INDIANAPOLIS, Ind. — Attorney General Jeff Sessions announced the creation of a National Public Safety Partnership to combat violent crime on Tuesday.

The plan includes 12 cities that are joining the Department of Justice’s new partnership. Indianapolis is on the list.

The announcement comes during the opening session of a national summit. IMPD Chief Brian Roach and U.S. Attorney Josh Minkler are at the summit this week organized by the Attorney General’s Task Force on Crime Reduction and Public Safety.

In a statement, Attorney General Sessions said:

“Turning back the recent troubling increase in violent crime in our country is a top priority of the Department of Justice and the Trump Administration, as we work to fulfill the President’s promise to make America safe again. The Department of Justice will work with American cities suffering from serious violent crime problems. There is no doubt that there are many strategies that are proven to reduce crime. Our new National Public Safety Partnership program will help these communities build up their own capacity to fight crime, by making use of data-driven, evidence-based strategies tailored to specific local concerns, and by drawing upon the expertise and resources of our Department.”

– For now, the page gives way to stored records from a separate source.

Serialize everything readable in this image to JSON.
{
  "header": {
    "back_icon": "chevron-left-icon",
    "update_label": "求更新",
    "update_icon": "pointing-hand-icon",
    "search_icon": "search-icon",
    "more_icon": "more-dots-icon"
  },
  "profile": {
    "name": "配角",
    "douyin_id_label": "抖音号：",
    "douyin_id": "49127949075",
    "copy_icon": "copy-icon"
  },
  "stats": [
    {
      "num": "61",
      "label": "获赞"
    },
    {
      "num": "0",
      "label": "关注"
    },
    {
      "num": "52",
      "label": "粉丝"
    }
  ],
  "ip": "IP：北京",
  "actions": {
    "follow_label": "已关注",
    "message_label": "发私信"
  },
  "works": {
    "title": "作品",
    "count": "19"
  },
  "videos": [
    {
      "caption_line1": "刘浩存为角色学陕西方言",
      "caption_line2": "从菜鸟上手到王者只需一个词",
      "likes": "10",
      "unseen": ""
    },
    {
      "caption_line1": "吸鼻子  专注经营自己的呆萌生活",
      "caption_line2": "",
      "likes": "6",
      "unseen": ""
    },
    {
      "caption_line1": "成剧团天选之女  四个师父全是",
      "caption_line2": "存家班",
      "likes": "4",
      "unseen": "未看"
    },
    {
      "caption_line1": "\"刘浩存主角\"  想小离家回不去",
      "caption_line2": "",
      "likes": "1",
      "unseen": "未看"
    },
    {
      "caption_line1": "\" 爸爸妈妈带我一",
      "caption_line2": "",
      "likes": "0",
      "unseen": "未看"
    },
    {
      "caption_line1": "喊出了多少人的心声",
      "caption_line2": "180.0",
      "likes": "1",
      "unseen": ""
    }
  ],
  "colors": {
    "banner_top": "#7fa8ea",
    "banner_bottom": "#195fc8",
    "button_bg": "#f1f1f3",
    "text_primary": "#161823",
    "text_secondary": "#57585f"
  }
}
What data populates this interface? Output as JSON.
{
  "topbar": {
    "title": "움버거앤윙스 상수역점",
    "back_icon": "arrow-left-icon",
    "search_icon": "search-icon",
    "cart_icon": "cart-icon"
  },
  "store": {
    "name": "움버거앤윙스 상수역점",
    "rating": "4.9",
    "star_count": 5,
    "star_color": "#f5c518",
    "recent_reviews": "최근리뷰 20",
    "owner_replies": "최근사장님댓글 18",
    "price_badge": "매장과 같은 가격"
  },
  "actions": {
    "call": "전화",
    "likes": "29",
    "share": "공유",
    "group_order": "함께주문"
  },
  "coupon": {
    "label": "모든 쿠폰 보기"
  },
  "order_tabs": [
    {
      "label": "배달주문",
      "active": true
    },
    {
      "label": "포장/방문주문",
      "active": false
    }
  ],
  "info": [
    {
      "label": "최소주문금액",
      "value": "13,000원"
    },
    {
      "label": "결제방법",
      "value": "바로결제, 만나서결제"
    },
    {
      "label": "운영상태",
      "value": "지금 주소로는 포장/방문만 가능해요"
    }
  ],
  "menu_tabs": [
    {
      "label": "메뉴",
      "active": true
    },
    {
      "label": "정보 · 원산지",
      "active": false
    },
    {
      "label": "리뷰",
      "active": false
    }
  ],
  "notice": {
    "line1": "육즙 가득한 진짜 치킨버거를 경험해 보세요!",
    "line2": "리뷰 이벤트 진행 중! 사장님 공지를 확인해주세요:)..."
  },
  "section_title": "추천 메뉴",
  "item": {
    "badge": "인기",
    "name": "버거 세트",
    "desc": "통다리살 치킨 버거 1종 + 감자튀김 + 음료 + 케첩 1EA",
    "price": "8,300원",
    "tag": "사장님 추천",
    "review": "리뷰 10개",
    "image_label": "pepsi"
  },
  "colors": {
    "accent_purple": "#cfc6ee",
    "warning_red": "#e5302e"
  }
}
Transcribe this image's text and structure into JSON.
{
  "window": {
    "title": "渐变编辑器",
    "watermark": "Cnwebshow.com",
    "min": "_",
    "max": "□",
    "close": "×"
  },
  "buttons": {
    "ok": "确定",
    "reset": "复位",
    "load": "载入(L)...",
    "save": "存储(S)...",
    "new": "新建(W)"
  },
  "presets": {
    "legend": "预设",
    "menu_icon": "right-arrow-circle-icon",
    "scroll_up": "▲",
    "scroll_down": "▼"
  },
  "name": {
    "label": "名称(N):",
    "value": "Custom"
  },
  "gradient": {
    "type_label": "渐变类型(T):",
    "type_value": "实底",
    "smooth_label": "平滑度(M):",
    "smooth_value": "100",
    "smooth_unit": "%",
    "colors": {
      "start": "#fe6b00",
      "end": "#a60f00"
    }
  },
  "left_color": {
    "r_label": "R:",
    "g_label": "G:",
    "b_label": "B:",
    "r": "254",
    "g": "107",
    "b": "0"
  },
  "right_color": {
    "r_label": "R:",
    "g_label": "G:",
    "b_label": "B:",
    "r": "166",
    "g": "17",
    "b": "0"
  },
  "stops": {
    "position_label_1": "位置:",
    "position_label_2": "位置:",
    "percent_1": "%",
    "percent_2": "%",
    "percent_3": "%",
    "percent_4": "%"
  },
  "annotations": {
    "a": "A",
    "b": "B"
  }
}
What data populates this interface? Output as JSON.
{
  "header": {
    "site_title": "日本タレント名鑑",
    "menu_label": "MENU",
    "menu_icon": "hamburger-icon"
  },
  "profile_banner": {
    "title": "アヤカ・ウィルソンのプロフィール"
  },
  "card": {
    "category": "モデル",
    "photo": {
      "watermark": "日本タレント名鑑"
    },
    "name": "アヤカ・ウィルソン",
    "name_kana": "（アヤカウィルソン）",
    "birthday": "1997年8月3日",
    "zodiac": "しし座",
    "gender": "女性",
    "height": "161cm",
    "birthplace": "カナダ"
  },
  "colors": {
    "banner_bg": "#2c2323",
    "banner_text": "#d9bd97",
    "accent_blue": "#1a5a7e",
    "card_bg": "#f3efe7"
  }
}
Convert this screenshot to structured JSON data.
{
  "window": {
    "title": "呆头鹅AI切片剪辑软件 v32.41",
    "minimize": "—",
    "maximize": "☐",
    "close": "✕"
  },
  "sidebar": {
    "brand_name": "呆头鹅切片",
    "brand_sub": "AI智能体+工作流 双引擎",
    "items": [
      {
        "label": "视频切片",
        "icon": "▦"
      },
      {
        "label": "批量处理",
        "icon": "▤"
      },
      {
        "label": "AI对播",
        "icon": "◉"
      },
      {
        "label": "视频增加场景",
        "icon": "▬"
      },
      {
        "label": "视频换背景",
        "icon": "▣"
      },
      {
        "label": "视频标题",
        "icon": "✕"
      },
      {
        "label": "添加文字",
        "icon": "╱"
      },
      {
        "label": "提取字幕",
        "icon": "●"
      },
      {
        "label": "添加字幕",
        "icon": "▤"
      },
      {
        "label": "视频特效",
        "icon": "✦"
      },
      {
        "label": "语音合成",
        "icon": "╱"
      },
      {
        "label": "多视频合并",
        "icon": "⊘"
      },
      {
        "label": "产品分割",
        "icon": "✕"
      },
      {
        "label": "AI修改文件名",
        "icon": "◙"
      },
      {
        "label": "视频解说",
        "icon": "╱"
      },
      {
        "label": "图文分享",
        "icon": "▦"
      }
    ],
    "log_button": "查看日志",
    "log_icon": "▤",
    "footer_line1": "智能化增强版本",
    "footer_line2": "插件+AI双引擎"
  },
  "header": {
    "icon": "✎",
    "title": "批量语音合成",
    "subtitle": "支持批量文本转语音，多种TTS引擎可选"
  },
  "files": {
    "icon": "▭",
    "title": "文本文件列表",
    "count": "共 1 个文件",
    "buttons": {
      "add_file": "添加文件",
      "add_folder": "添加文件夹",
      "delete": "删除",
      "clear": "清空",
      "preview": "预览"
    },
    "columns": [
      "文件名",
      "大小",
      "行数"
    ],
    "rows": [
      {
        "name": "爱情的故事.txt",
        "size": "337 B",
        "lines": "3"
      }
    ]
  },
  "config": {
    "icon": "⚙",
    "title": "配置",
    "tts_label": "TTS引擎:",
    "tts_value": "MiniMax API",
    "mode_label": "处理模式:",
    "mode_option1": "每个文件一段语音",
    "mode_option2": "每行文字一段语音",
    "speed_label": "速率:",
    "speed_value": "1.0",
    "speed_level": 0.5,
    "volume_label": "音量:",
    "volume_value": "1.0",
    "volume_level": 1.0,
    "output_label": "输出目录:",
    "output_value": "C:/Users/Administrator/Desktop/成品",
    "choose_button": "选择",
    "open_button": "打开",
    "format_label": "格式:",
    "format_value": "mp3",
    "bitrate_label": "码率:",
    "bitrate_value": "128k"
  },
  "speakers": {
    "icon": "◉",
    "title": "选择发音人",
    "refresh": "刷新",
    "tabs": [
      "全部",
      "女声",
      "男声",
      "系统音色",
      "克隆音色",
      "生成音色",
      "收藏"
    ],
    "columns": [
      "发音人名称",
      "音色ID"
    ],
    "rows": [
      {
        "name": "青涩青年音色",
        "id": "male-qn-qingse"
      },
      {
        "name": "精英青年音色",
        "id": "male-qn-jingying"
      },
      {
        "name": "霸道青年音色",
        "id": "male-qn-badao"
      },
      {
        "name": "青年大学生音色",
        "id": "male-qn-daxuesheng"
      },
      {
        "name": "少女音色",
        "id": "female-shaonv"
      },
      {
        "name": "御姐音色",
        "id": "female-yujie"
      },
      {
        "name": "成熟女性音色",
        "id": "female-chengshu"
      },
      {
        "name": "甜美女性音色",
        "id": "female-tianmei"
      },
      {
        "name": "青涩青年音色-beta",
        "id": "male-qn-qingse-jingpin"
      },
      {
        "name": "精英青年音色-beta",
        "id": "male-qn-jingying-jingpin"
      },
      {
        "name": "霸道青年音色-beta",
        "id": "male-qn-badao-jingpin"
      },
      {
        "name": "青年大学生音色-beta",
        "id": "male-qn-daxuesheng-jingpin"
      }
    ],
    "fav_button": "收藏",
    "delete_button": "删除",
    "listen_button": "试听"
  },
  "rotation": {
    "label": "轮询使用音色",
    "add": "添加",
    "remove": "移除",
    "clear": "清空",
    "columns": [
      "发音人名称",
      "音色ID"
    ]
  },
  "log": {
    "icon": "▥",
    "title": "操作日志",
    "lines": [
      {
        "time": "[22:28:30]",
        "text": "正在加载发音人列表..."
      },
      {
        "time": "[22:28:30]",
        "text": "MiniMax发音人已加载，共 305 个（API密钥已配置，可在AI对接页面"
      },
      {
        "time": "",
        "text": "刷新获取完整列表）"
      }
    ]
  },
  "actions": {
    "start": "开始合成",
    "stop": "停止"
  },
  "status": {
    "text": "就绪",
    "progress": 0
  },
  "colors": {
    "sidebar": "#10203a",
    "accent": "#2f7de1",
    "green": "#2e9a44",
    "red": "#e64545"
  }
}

The initiative comes in part from an executive order signed by President Trump charging the department of justice with developing a plan to combat violent crime.

Former IMPD Chief Troy Riggs said he began working with the Department of Justice two years ago on this issue. He said this is the first step in targeting the economic concerns plaguing some communities most in need.

“When people are desperate, sometimes they turn to dependency issues, heroin, narcotics, or they become violent and it leads to crime,” said Riggs, the current Vice President for the Sagamore Institute.

IMPD reports for 2017, so far, there were 56 criminal homicides. Riggs said Indy is already on the right track to combat violence. He said many other cities on the list are using Indy as a model for their own programs.

“I think Indianapolis is one of the reasons they moved forward. It’s just good policing and you have to have that good relationship between the local authorities and the federal authorities,” he said.

The 12 cities on the list include;

  • Birmingham, Alabama
  • Indianapolis, Indiana
  • Memphis, Tennessee
  • Toledo, Ohio
  • Baton Rouge, Louisiana
  • Buffalo, New York
  • Cincinnati, Ohio
  • Houston, Texas
  • Jackson, Tennessee
  • Kansas City, Missouri
  • Lansing, Michigan
  • Springfield, Illinois

The Department of Justice said they plan to announce additional cities later this year.

Click here to see the full release from the DOJ.